The United States now stands alone in the developed world as a country that conducts its national discourse under the shadow of religious literalism. Eighty-three percent of the U.S. population believes that Jesus literally rose from the dead; 53% believe that the universe is 6,000 years old. This is embarrassing. Add to this comedy of false certainties the fact that 44% of Americans are confident that Jesus will return to Earth sometime in the next 50 years and you will glimpse the terrible liability of this sort of thinking.

Nearly half of the American population is eagerly anticipating the end of the world. This dewy-eyed nihilism provides absolutely no incentive to build a sustainable civilization. Many of these people are lunatics, but they are not the lunatic fringe. Some of them can actually get Karl Rove on the phone whenever they want.

While Muslim extremists now fly planes into our buildings, saw the heads off journalists and aid-workers, and riot by the tens of thousands over cartoons, several recent polls reveal that atheists are now the most reviled minority in the United States. A majority of Americans say they would refuse to vote for an atheist even if he were a "well-qualified candidate" from their own political party. Atheism, therefore, is a perfect impediment to holding elected office in this country (while being a woman, black, Muslim, Jewish, or gay is not). Most Americans also say that of all the unsavory alternatives on offer, they would be least likely to allow their child to marry an atheist. These declarations of prejudice might be enough to make some atheists angry. But they are not what makes me angry.

As an atheist, I am angry that we live in a society in which the plain truth cannot be spoken without offending 90% of the population. The plain truth is this: There is no good reason to believe in a personal God; there is no good reason to believe that the Bible, the Koran, or any other book was dictated by an omniscient being; we do not, in any important sense, get our morality from religion; the Bible and the Koran are not, even remotely, the best sources of guidance we have for living in the 21st century; and the belief in God and in the divine provenance of scripture is getting a lot of people killed unnecessarily.

I'm not sure where Harris got all his numbers, but they are basically in the ballpark. The "Jesus rose from the dead" number that I could find was closer to 75%. In any event ... scary stuff. If you said that 75% of Americans believe there are aliens, most people would think that the country was obviously delusional and that this country should not have control of a nuclear weapon. So, why is Jesus rising from the dead any different? The amount of proof for either is nonexistent. Some might even argue that there is more compelling evidence for aliens than for the Resurrection.

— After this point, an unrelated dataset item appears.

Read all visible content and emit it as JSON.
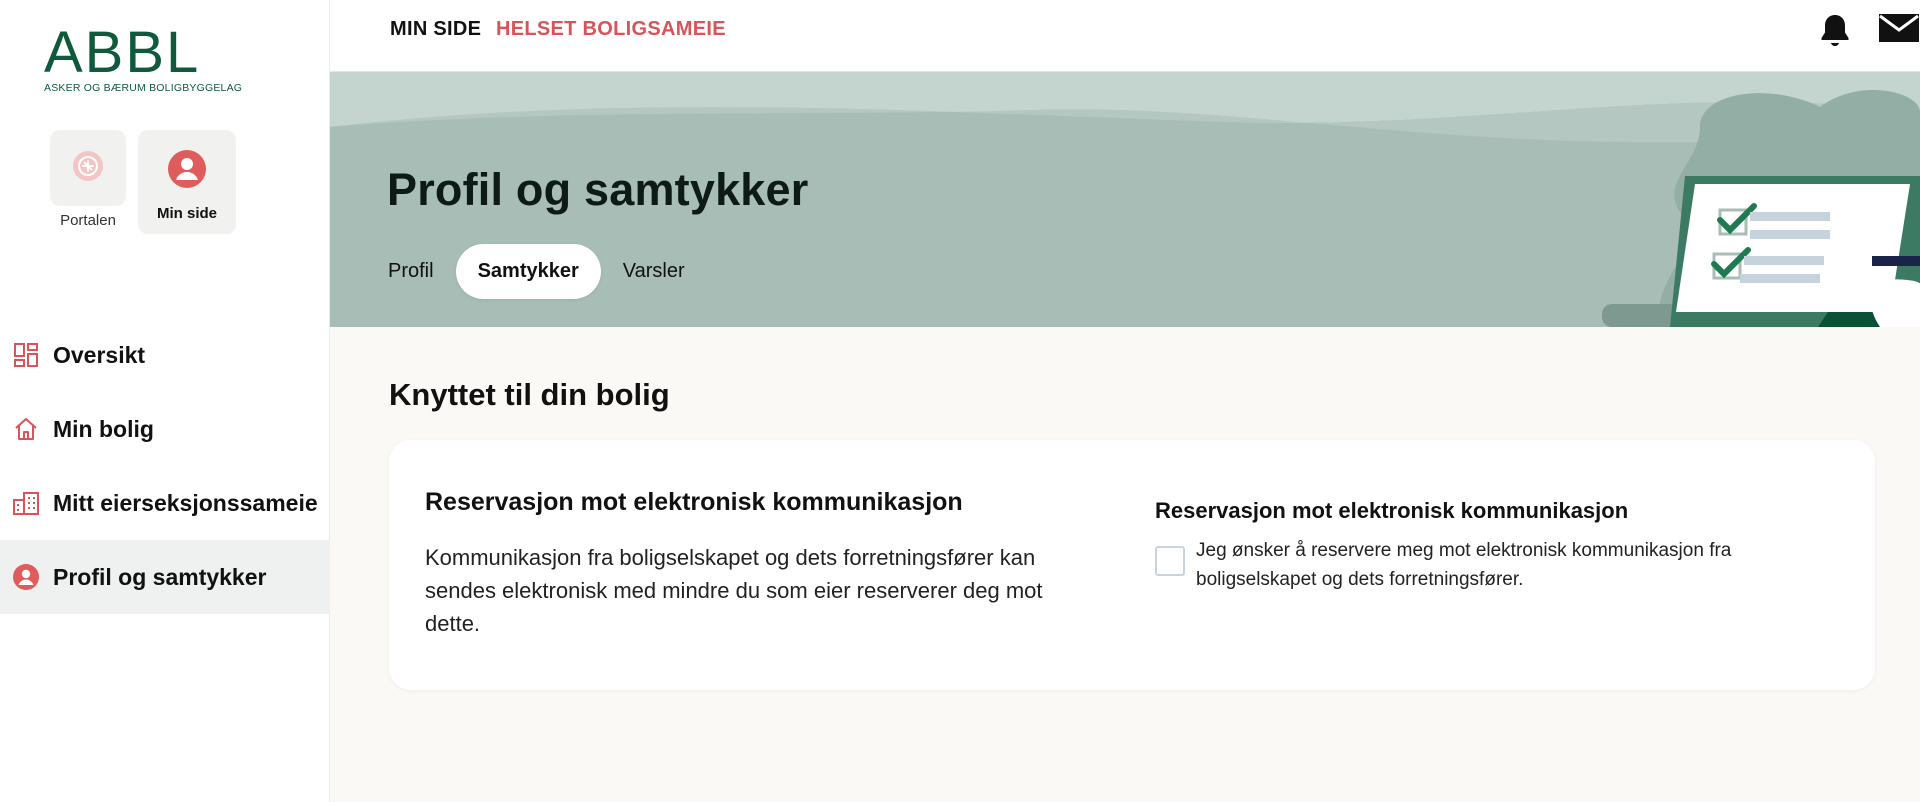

As Harris puts it, we are now "... a country that conducts its national discourse under the shadow of religious literalism". And this is "unique among wealthy democracies". This is while Japan and the U.K. are among the least religious societies on Earth. Allowing faith to govern you personally is fine. Everyone needs to come to their own truth through whatever path they choose. It's when that "dewy-eyed nihilism" by our leaders allows them to ignore global warming and to provide quaint solutions to the transmission of AIDS (abstinence-only) that we have a problem. Your personal beliefs are now jeopardizing my children and grandchildren. If you don't cash in the bet that you are making, you probably won't be around anyway. But your children and mine will be. And what kind of world will we be leaving them?

"I contend that we are both atheists. I just believe in one fewer god than you do. When you understand why you dismiss all the other possible gods, you will understand why I dismiss yours." -- Stephen Roberts